◆ TASK DESCRIPTION ◆
For the word "label", state how many lines of the records include it, with no other text.

Entries taken from a collection:
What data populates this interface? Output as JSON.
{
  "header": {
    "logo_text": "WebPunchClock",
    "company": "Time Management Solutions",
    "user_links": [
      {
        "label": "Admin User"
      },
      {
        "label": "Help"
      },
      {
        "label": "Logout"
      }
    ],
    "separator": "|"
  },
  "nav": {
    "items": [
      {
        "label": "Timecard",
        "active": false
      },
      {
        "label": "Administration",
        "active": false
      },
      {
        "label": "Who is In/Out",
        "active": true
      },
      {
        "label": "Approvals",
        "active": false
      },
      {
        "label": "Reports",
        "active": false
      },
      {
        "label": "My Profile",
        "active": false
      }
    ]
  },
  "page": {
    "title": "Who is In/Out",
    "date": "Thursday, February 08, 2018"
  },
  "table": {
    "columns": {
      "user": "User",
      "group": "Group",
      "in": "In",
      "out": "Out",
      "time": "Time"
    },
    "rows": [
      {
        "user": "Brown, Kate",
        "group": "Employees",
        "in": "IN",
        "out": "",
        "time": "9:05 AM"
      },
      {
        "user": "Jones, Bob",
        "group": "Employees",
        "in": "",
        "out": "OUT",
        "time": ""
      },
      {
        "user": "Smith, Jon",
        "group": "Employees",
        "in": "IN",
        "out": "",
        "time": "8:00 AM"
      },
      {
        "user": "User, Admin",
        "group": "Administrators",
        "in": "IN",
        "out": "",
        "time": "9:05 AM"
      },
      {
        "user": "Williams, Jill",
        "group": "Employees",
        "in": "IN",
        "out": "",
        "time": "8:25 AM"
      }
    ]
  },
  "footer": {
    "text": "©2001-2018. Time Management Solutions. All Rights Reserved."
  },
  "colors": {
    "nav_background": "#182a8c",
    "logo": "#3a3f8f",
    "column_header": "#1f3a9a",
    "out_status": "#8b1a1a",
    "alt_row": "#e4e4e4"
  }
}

◆ OUTPUT FOR THIS TASK ◆
9